§ **Given records**:

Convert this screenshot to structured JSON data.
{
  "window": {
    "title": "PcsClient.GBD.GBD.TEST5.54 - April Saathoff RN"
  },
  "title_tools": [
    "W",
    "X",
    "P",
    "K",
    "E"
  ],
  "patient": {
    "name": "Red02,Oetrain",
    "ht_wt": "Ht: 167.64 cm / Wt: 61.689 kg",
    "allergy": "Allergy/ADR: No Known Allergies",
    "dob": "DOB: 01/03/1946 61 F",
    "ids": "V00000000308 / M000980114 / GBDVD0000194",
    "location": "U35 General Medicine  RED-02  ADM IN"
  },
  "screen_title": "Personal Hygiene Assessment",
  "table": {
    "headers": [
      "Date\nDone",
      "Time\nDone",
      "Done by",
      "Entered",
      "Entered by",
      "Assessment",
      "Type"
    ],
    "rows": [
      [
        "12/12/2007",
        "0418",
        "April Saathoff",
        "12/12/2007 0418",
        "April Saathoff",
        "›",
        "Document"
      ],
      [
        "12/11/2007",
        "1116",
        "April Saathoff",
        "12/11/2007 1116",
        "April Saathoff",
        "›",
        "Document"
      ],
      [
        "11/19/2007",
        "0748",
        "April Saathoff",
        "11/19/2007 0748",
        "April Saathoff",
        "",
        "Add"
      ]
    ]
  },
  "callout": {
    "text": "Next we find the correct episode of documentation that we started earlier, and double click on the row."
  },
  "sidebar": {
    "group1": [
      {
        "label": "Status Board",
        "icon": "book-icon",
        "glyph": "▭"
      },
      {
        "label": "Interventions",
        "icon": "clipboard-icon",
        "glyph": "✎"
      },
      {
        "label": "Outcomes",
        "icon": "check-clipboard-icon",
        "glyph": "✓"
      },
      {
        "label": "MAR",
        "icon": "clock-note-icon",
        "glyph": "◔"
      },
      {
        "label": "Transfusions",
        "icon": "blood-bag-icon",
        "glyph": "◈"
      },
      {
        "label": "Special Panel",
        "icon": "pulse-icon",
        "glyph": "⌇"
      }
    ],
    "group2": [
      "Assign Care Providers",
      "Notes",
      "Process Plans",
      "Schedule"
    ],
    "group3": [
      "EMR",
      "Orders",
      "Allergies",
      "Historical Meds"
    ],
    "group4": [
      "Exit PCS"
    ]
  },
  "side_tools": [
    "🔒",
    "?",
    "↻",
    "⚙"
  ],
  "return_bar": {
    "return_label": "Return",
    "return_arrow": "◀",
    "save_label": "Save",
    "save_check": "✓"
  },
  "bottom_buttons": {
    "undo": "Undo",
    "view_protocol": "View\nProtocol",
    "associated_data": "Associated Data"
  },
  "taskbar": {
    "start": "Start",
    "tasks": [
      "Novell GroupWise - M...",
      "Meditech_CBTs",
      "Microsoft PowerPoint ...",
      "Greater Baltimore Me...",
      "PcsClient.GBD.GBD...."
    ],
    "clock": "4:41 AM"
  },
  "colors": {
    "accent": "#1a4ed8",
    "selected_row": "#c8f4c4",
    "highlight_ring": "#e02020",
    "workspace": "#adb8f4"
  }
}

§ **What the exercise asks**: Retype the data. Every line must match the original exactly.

§ **Answer to this exercise**:
Convert this screenshot to structured JSON data.
{
  "window": {
    "title": "PcsClient.GBD.GBD.TEST5.54 - April Saathoff RN"
  },
  "title_tools": [
    "W",
    "X",
    "P",
    "K",
    "E"
  ],
  "patient": {
    "name": "Red02,Oetrain",
    "ht_wt": "Ht: 167.64 cm / Wt: 61.689 kg",
    "allergy": "Allergy/ADR: No Known Allergies",
    "dob": "DOB: 01/03/1946 61 F",
    "ids": "V00000000308 / M000980114 / GBDVD0000194",
    "location": "U35 General Medicine  RED-02  ADM IN"
  },
  "screen_title": "Personal Hygiene Assessment",
  "table": {
    "headers": [
      "Date\nDone",
      "Time\nDone",
      "Done by",
      "Entered",
      "Entered by",
      "Assessment",
      "Type"
    ],
    "rows": [
      [
        "12/12/2007",
        "0418",
        "April Saathoff",
        "12/12/2007 0418",
        "April Saathoff",
        "›",
        "Document"
      ],
      [
        "12/11/2007",
        "1116",
        "April Saathoff",
        "12/11/2007 1116",
        "April Saathoff",
        "›",
        "Document"
      ],
      [
        "11/19/2007",
        "0748",
        "April Saathoff",
        "11/19/2007 0748",
        "April Saathoff",
        "",
        "Add"
      ]
    ]
  },
  "callout": {
    "text": "Next we find the correct episode of documentation that we started earlier, and double click on the row."
  },
  "sidebar": {
    "group1": [
      {
        "label": "Status Board",
        "icon": "book-icon",
        "glyph": "▭"
      },
      {
        "label": "Interventions",
        "icon": "clipboard-icon",
        "glyph": "✎"
      },
      {
        "label": "Outcomes",
        "icon": "check-clipboard-icon",
        "glyph": "✓"
      },
      {
        "label": "MAR",
        "icon": "clock-note-icon",
        "glyph": "◔"
      },
      {
        "label": "Transfusions",
        "icon": "blood-bag-icon",
        "glyph": "◈"
      },
      {
        "label": "Special Panel",
        "icon": "pulse-icon",
        "glyph": "⌇"
      }
    ],
    "group2": [
      "Assign Care Providers",
      "Notes",
      "Process Plans",
      "Schedule"
    ],
    "group3": [
      "EMR",
      "Orders",
      "Allergies",
      "Historical Meds"
    ],
    "group4": [
      "Exit PCS"
    ]
  },
  "side_tools": [
    "🔒",
    "?",
    "↻",
    "⚙"
  ],
  "return_bar": {
    "return_label": "Return",
    "return_arrow": "◀",
    "save_label": "Save",
    "save_check": "✓"
  },
  "bottom_buttons": {
    "undo": "Undo",
    "view_protocol": "View\nProtocol",
    "associated_data": "Associated Data"
  },
  "taskbar": {
    "start": "Start",
    "tasks": [
      "Novell GroupWise - M...",
      "Meditech_CBTs",
      "Microsoft PowerPoint ...",
      "Greater Baltimore Me...",
      "PcsClient.GBD.GBD...."
    ],
    "clock": "4:41 AM"
  },
  "colors": {
    "accent": "#1a4ed8",
    "selected_row": "#c8f4c4",
    "highlight_ring": "#e02020",
    "workspace": "#adb8f4"
  }
}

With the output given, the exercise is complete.